▶ [Exercise]: In the records below, find every line that contains "true" and list it.
··· Information
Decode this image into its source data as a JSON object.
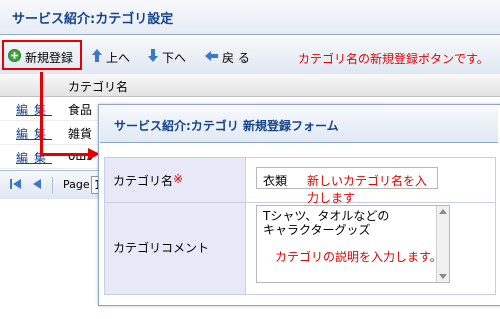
{
  "panel": {
    "title": "サービス紹介:カテゴリ設定"
  },
  "toolbar": {
    "new_label": "新規登録",
    "up_label": "上へ",
    "down_label": "下へ",
    "back_label": "戻 る",
    "annotation": "カテゴリ名の新規登録ボタンです。"
  },
  "grid": {
    "column_header": "カテゴリ名",
    "rows": [
      {
        "action": "編集",
        "name": "食品"
      },
      {
        "action": "編集",
        "name": "雑貨"
      },
      {
        "action": "編集",
        "name": "ошs"
      }
    ]
  },
  "pager": {
    "page_label": "Page",
    "page_value": "1"
  },
  "dialog": {
    "title": "サービス紹介:カテゴリ  新規登録フォーム",
    "name_label": "カテゴリ名",
    "required_mark": "※",
    "name_value": "衣類",
    "name_note": "新しいカテゴリ名を入力します",
    "comment_label": "カテゴリコメント",
    "comment_line1": "Tシャツ、タオルなどの",
    "comment_line2": "キャラクターグッズ",
    "comment_note": "カテゴリの説明を入力します。"
  },
  "colors": {
    "highlight_red": "#e60000",
    "title_blue": "#15428b",
    "label_bg": "#e8e9f7"
  }
}
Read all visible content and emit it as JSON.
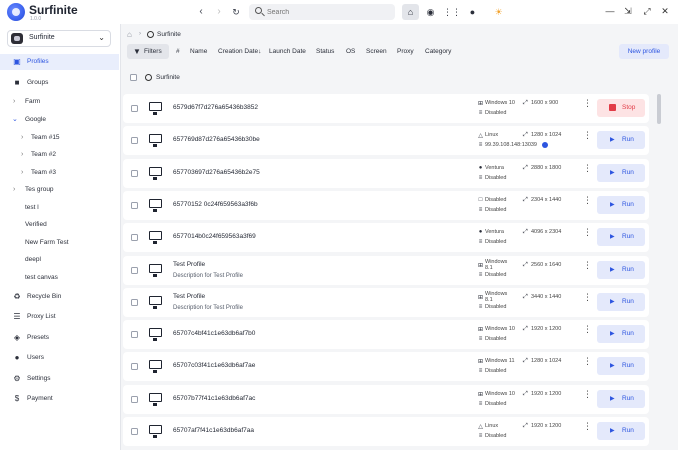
{
  "app": {
    "name": "Surfinite",
    "version": "1.0.0"
  },
  "topbar": {
    "search_placeholder": "Search",
    "back_icon": "chevron-left-icon",
    "forward_icon": "chevron-right-icon",
    "reload_icon": "reload-icon",
    "home_icon": "home-icon",
    "browser_icon": "chrome-icon",
    "sliders_icon": "sliders-icon",
    "account_icon": "account-icon",
    "theme_icon": "sun-icon"
  },
  "sidebar": {
    "workspace": "Surfinite",
    "items": [
      {
        "label": "Profiles",
        "icon": "monitor-icon",
        "active": true
      },
      {
        "label": "Groups",
        "icon": "folder-icon"
      }
    ],
    "groups": [
      {
        "label": "Farm",
        "expanded": false,
        "level": 0
      },
      {
        "label": "Google",
        "expanded": true,
        "level": 0
      },
      {
        "label": "Team #15",
        "level": 1
      },
      {
        "label": "Team #2",
        "level": 1
      },
      {
        "label": "Team #3",
        "level": 1
      },
      {
        "label": "Tes group",
        "expanded": false,
        "level": 0
      },
      {
        "label": "test l",
        "level": 2
      },
      {
        "label": "Verified",
        "level": 2
      },
      {
        "label": "New Farm Test",
        "level": 2
      },
      {
        "label": "deepl",
        "level": 2
      },
      {
        "label": "test canvas",
        "level": 2
      }
    ],
    "bottom_items": [
      {
        "label": "Recycle Bin",
        "icon": "recycle-icon"
      },
      {
        "label": "Proxy List",
        "icon": "proxy-list-icon"
      },
      {
        "label": "Presets",
        "icon": "presets-icon"
      },
      {
        "label": "Users",
        "icon": "users-icon"
      },
      {
        "label": "Settings",
        "icon": "gear-icon"
      },
      {
        "label": "Payment",
        "icon": "dollar-icon"
      }
    ]
  },
  "main": {
    "breadcrumb": "Surfinite",
    "filters_label": "Filters",
    "columns": [
      "#",
      "Name",
      "Creation Date↓",
      "Launch Date",
      "Status",
      "OS",
      "Screen",
      "Proxy",
      "Category"
    ],
    "new_profile_label": "New profile",
    "workspace_tag": "Surfinite",
    "profiles": [
      {
        "name": "6579d67f7d276a65436b3852",
        "desc": "",
        "os": "Windows 10",
        "os_icon": "windows-icon",
        "proxy": "Disabled",
        "proxy_ip": false,
        "resolution": "1600 x 900",
        "action": "Stop"
      },
      {
        "name": "657769d87d276a65436b30be",
        "desc": "",
        "os": "Linux",
        "os_icon": "linux-icon",
        "proxy": "99.39.108.148:13039",
        "proxy_ip": true,
        "resolution": "1280 x 1024",
        "action": "Run"
      },
      {
        "name": "657703697d276a65436b2e75",
        "desc": "",
        "os": "Ventura",
        "os_icon": "apple-icon",
        "proxy": "Disabled",
        "proxy_ip": false,
        "resolution": "2880 x 1800",
        "action": "Run"
      },
      {
        "name": "65770152 0c24f659563a3f6b",
        "desc": "",
        "os": "Disabled",
        "os_icon": "monitor-icon",
        "proxy": "Disabled",
        "proxy_ip": false,
        "resolution": "2304 x 1440",
        "action": "Run"
      },
      {
        "name": "6577014b0c24f659563a3f69",
        "desc": "",
        "os": "Ventura",
        "os_icon": "apple-icon",
        "proxy": "Disabled",
        "proxy_ip": false,
        "resolution": "4096 x 2304",
        "action": "Run"
      },
      {
        "name": "Test Profile",
        "desc": "Description for Test Profile",
        "os": "Windows 8.1",
        "os_icon": "windows-icon",
        "proxy": "Disabled",
        "proxy_ip": false,
        "resolution": "2560 x 1640",
        "action": "Run"
      },
      {
        "name": "Test Profile",
        "desc": "Description for Test Profile",
        "os": "Windows 8.1",
        "os_icon": "windows-icon",
        "proxy": "Disabled",
        "proxy_ip": false,
        "resolution": "3440 x 1440",
        "action": "Run"
      },
      {
        "name": "65707c4bf41c1e63db6af7b0",
        "desc": "",
        "os": "Windows 10",
        "os_icon": "windows-icon",
        "proxy": "Disabled",
        "proxy_ip": false,
        "resolution": "1920 x 1200",
        "action": "Run"
      },
      {
        "name": "65707c03f41c1e63db6af7ae",
        "desc": "",
        "os": "Windows 11",
        "os_icon": "windows-icon",
        "proxy": "Disabled",
        "proxy_ip": false,
        "resolution": "1280 x 1024",
        "action": "Run"
      },
      {
        "name": "65707b77f41c1e63db6af7ac",
        "desc": "",
        "os": "Windows 10",
        "os_icon": "windows-icon",
        "proxy": "Disabled",
        "proxy_ip": false,
        "resolution": "1920 x 1200",
        "action": "Run"
      },
      {
        "name": "65707af7f41c1e63db6af7aa",
        "desc": "",
        "os": "Linux",
        "os_icon": "linux-icon",
        "proxy": "Disabled",
        "proxy_ip": false,
        "resolution": "1920 x 1200",
        "action": "Run"
      }
    ]
  }
}
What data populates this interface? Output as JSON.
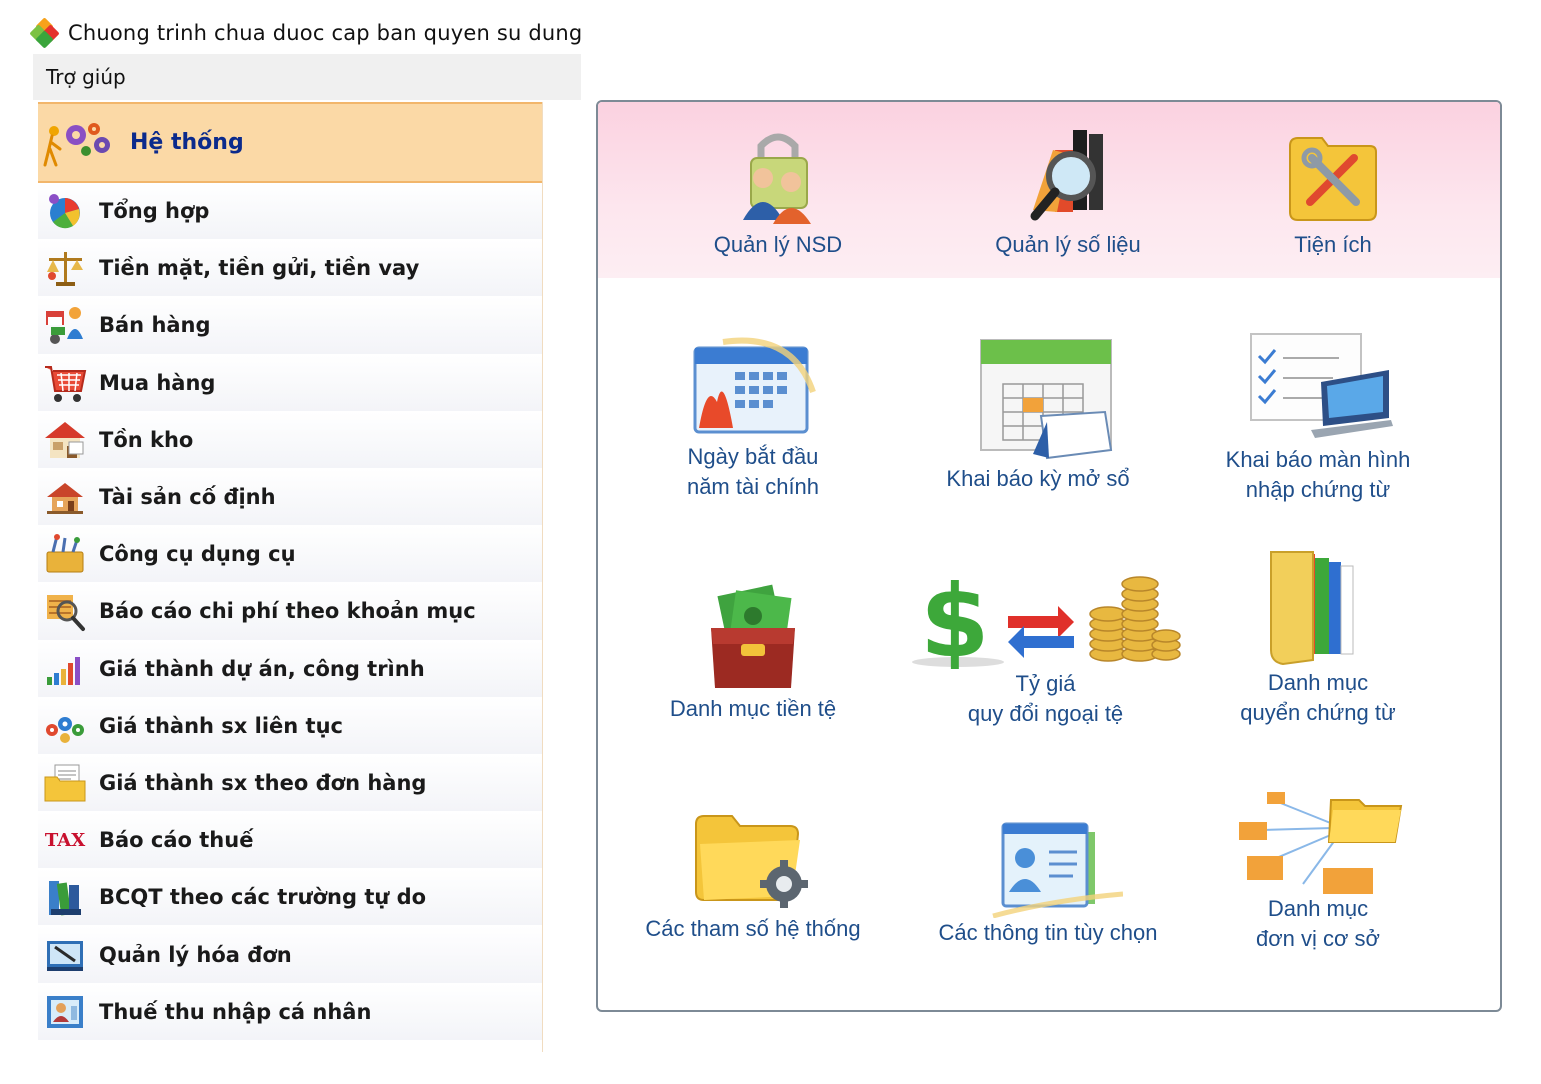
{
  "window": {
    "title": "Chuong trinh chua duoc cap ban quyen su dung"
  },
  "menubar": {
    "items": [
      "Trợ giúp"
    ]
  },
  "sidebar": {
    "header": "Hệ thống",
    "items": [
      {
        "label": "Tổng hợp",
        "icon": "summary-icon"
      },
      {
        "label": "Tiền mặt, tiền gửi, tiền vay",
        "icon": "scale-coins-icon"
      },
      {
        "label": "Bán hàng",
        "icon": "sales-icon"
      },
      {
        "label": "Mua hàng",
        "icon": "shopping-cart-icon"
      },
      {
        "label": "Tồn kho",
        "icon": "warehouse-house-icon"
      },
      {
        "label": "Tài sản cố định",
        "icon": "fixed-asset-house-icon"
      },
      {
        "label": "Công cụ dụng cụ",
        "icon": "tools-box-icon"
      },
      {
        "label": "Báo cáo chi phí theo khoản mục",
        "icon": "magnifier-report-icon"
      },
      {
        "label": "Giá thành dự án, công trình",
        "icon": "bar-chart-icon"
      },
      {
        "label": "Giá thành sx liên tục",
        "icon": "gears-icon"
      },
      {
        "label": "Giá thành sx theo đơn hàng",
        "icon": "folder-document-icon"
      },
      {
        "label": "Báo cáo thuế",
        "icon": "tax-icon",
        "icon_text": "TAX"
      },
      {
        "label": "BCQT theo các trường tự do",
        "icon": "books-icon"
      },
      {
        "label": "Quản lý hóa đơn",
        "icon": "invoice-icon"
      },
      {
        "label": "Thuế thu nhập cá nhân",
        "icon": "person-card-icon"
      }
    ]
  },
  "panel": {
    "top_tiles": [
      {
        "label": "Quản lý NSD",
        "icon": "users-lock-icon"
      },
      {
        "label": "Quản lý số liệu",
        "icon": "data-search-icon"
      },
      {
        "label": "Tiện ích",
        "icon": "utility-tools-icon"
      }
    ],
    "tiles": [
      {
        "label": "Ngày bắt đầu\nnăm tài chính",
        "icon": "fiscal-calendar-icon"
      },
      {
        "label": "Khai báo kỳ mở sổ",
        "icon": "period-calendar-icon"
      },
      {
        "label": "Khai báo màn hình\nnhập chứng từ",
        "icon": "checklist-laptop-icon"
      },
      {
        "label": "Danh mục tiền tệ",
        "icon": "money-wallet-icon"
      },
      {
        "label": "Tỷ giá\nquy đổi ngoại tệ",
        "icon": "exchange-rate-icon"
      },
      {
        "label": "Danh mục\nquyển chứng từ",
        "icon": "document-folder-icon"
      },
      {
        "label": "Các tham số hệ thống",
        "icon": "folder-gear-icon"
      },
      {
        "label": "Các thông tin tùy chọn",
        "icon": "contact-card-icon"
      },
      {
        "label": "Danh mục\nđơn vị cơ sở",
        "icon": "folder-network-icon"
      }
    ]
  },
  "colors": {
    "header_bg": "#fbd9a6",
    "header_text": "#0b2a8c",
    "tile_text": "#1f4e8a",
    "band_pink": "#fbd1e0",
    "tax_red": "#c8102e"
  }
}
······
▶ [Your solution]:
        "active": true
        "expanded": true,
        "proxy_ip": true,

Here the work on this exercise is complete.